Berkeley Lab scientists have found an unexpected magnetic property in a 2-D material. The new atomically thin, flat magnet could have major implications for a wide range of applications, such as nanoscale memory, spintronic devices, and magnetic sensors.
The U.S. Department of Energy announced that 38 small businesses will collaborate with national lab researchers through the Small Business Vouchers (SBV) pilot, including four that will work with Berkeley Lab in the areas of bioenergy and advanced manufacturing.
Using an automated supernova-hunting pipeline based at NERSC, astronomers have captured multiple images of a gravitationally lensed Type Ia supernova. This detection is currently the only one of its kind, but astronomers believe that if they can find more, they may be able to measure the rate of the universe’s expansion within 4 percent accuracy. Two Berkeley Lab researchers have a method for identifying more of these events using existing wide-field surveys.
A new Berkeley Lab project seeks to efficiently capture waste heat and convert it to electricity, potentially saving California up to $385 million per year. With a $2-million grant from the California Energy Commission, Berkeley Lab scientists will work with Alphabet Energy to create a cost-effective thermoelectric waste heat recovery system.
Berkeley Lab researchers collaborated with colleagues from the University of Indiana and Texas A&M University to solve the atomic structure of a Zika virus protein that is key to viral reproduction. The X-ray studies were conducted at the Advanced Light Source in the Berkeley Center for Structural Biology.
Berkeley Lab researchers have, for the first time, captured the ephemeral electron movements in a transient state of a chemical reaction using ultrafast, tabletop X-ray spectroscopy. The researchers used femtosecond pulses of X-ray light to catch the unraveling of a ring molecule that is important in biochemical and optoelectronic processes.
Results from a new study involving Berkeley Lab scientists could explain a mismatch between predictions and recent measurements of ghostly particles streaming from nuclear reactors—the so-called “reactor antineutrino anomaly” that has puzzled physicists since 2011.

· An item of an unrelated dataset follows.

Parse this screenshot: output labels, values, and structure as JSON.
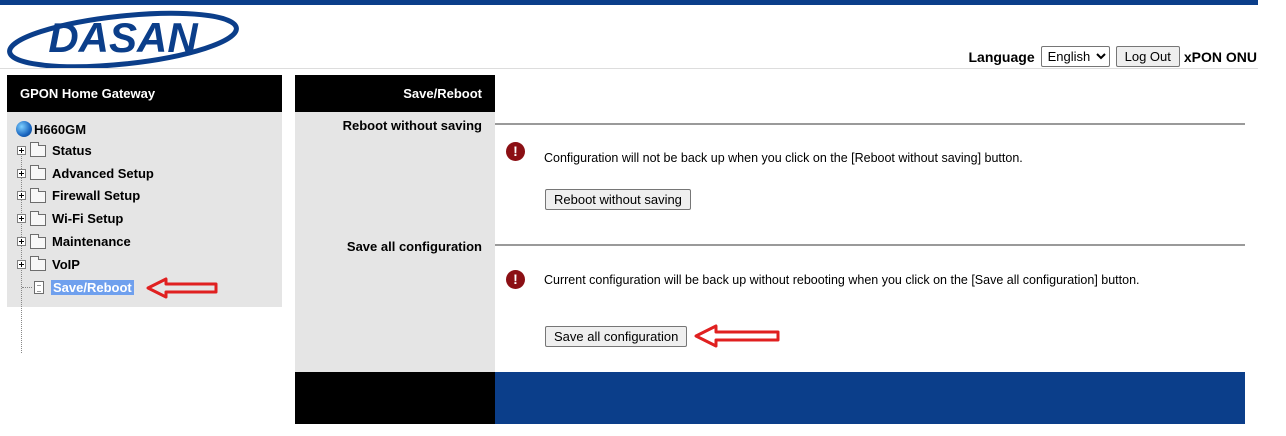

To meet skyrocketing demand for electricity, African countries may have to triple their energy output by 2030. While hydropower and fossil fuel power plants are favored approaches in some quarters, a new assessment by Lawrence Berkeley National Laboratory has found that wind and solar can be economically and environmentally competitive options.
Cryo-electron microscopy (cryo-EM)—which enables the visualization of viruses, proteins, and other biological structures at the molecular level—is a critical tool used to advance biochemical knowledge. Now Lawrence Berkeley National Laboratory (Berkeley Lab) researchers have extended cryo-EM’s impact further by developing a new computational algorithm that was instrumental in constructing a 3-D atomic-scale model of bacteriophage